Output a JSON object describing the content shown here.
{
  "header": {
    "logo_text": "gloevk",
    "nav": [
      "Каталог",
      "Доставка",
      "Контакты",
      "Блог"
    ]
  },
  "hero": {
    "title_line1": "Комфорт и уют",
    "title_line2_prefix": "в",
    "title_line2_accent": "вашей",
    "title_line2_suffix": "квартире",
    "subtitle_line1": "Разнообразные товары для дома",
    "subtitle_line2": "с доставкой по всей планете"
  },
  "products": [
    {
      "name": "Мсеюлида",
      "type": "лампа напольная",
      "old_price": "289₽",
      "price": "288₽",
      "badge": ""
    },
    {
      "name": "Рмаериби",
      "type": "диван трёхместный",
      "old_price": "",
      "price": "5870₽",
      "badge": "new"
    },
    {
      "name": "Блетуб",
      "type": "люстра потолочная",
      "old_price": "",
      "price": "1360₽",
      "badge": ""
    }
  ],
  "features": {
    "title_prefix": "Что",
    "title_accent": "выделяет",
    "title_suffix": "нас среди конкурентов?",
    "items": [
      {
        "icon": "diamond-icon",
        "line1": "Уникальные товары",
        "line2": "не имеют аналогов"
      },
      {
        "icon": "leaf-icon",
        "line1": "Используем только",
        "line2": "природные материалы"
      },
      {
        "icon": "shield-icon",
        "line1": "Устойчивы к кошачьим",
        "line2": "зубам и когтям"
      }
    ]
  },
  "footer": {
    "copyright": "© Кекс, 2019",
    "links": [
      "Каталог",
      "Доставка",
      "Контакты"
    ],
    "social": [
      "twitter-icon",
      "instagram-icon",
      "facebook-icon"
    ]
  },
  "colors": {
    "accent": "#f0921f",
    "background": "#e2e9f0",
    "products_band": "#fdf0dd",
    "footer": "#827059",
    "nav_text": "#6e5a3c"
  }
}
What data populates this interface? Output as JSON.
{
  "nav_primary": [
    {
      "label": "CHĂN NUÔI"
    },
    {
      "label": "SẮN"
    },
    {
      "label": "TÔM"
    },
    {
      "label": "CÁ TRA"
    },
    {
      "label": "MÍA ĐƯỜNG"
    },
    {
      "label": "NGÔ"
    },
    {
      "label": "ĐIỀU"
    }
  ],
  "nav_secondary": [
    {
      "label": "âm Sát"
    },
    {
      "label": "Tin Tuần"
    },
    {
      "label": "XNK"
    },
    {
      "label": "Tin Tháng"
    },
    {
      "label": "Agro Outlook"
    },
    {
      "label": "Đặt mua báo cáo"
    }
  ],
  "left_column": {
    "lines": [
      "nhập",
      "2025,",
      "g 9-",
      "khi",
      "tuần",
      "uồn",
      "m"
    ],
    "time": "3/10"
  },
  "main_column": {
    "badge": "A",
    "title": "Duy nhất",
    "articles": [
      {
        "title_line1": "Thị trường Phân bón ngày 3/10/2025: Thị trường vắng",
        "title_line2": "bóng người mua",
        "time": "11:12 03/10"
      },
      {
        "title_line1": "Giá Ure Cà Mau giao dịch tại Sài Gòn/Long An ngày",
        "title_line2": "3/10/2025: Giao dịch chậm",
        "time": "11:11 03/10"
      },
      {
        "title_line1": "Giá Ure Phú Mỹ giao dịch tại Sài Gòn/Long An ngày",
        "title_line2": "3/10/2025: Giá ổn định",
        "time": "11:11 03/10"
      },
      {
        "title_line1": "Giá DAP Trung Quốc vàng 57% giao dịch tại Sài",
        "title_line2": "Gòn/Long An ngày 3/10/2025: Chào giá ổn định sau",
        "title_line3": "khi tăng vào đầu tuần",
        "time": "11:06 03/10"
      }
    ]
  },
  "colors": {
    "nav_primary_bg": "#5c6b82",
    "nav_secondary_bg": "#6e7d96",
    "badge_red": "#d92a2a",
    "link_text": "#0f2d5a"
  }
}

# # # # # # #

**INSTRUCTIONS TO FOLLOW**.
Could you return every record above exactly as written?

**OUTPUT OF THE TASK**.
Output a JSON object describing the content shown here.
{
  "header": {
    "logo_text": "gloevk",
    "nav": [
      "Каталог",
      "Доставка",
      "Контакты",
      "Блог"
    ]
  },
  "hero": {
    "title_line1": "Комфорт и уют",
    "title_line2_prefix": "в",
    "title_line2_accent": "вашей",
    "title_line2_suffix": "квартире",
    "subtitle_line1": "Разнообразные товары для дома",
    "subtitle_line2": "с доставкой по всей планете"
  },
  "products": [
    {
      "name": "Мсеюлида",
      "type": "лампа напольная",
      "old_price": "289₽",
      "price": "288₽",
      "badge": ""
    },
    {
      "name": "Рмаериби",
      "type": "диван трёхместный",
      "old_price": "",
      "price": "5870₽",
      "badge": "new"
    },
    {
      "name": "Блетуб",
      "type": "люстра потолочная",
      "old_price": "",
      "price": "1360₽",
      "badge": ""
    }
  ],
  "features": {
    "title_prefix": "Что",
    "title_accent": "выделяет",
    "title_suffix": "нас среди конкурентов?",
    "items": [
      {
        "icon": "diamond-icon",
        "line1": "Уникальные товары",
        "line2": "не имеют аналогов"
      },
      {
        "icon": "leaf-icon",
        "line1": "Используем только",
        "line2": "природные материалы"
      },
      {
        "icon": "shield-icon",
        "line1": "Устойчивы к кошачьим",
        "line2": "зубам и когтям"
      }
    ]
  },
  "footer": {
    "copyright": "© Кекс, 2019",
    "links": [
      "Каталог",
      "Доставка",
      "Контакты"
    ],
    "social": [
      "twitter-icon",
      "instagram-icon",
      "facebook-icon"
    ]
  },
  "colors": {
    "accent": "#f0921f",
    "background": "#e2e9f0",
    "products_band": "#fdf0dd",
    "footer": "#827059",
    "nav_text": "#6e5a3c"
  }
}
What data populates this interface? Output as JSON.
{
  "nav_primary": [
    {
      "label": "CHĂN NUÔI"
    },
    {
      "label": "SẮN"
    },
    {
      "label": "TÔM"
    },
    {
      "label": "CÁ TRA"
    },
    {
      "label": "MÍA ĐƯỜNG"
    },
    {
      "label": "NGÔ"
    },
    {
      "label": "ĐIỀU"
    }
  ],
  "nav_secondary": [
    {
      "label": "âm Sát"
    },
    {
      "label": "Tin Tuần"
    },
    {
      "label": "XNK"
    },
    {
      "label": "Tin Tháng"
    },
    {
      "label": "Agro Outlook"
    },
    {
      "label": "Đặt mua báo cáo"
    }
  ],
  "left_column": {
    "lines": [
      "nhập",
      "2025,",
      "g 9-",
      "khi",
      "tuần",
      "uồn",
      "m"
    ],
    "time": "3/10"
  },
  "main_column": {
    "badge": "A",
    "title": "Duy nhất",
    "articles": [
      {
        "title_line1": "Thị trường Phân bón ngày 3/10/2025: Thị trường vắng",
        "title_line2": "bóng người mua",
        "time": "11:12 03/10"
      },
      {
        "title_line1": "Giá Ure Cà Mau giao dịch tại Sài Gòn/Long An ngày",
        "title_line2": "3/10/2025: Giao dịch chậm",
        "time": "11:11 03/10"
      },
      {
        "title_line1": "Giá Ure Phú Mỹ giao dịch tại Sài Gòn/Long An ngày",
        "title_line2": "3/10/2025: Giá ổn định",
        "time": "11:11 03/10"
      },
      {
        "title_line1": "Giá DAP Trung Quốc vàng 57% giao dịch tại Sài",
        "title_line2": "Gòn/Long An ngày 3/10/2025: Chào giá ổn định sau",
        "title_line3": "khi tăng vào đầu tuần",
        "time": "11:06 03/10"
      }
    ]
  },
  "colors": {
    "nav_primary_bg": "#5c6b82",
    "nav_secondary_bg": "#6e7d96",
    "badge_red": "#d92a2a",
    "link_text": "#0f2d5a"
  }
}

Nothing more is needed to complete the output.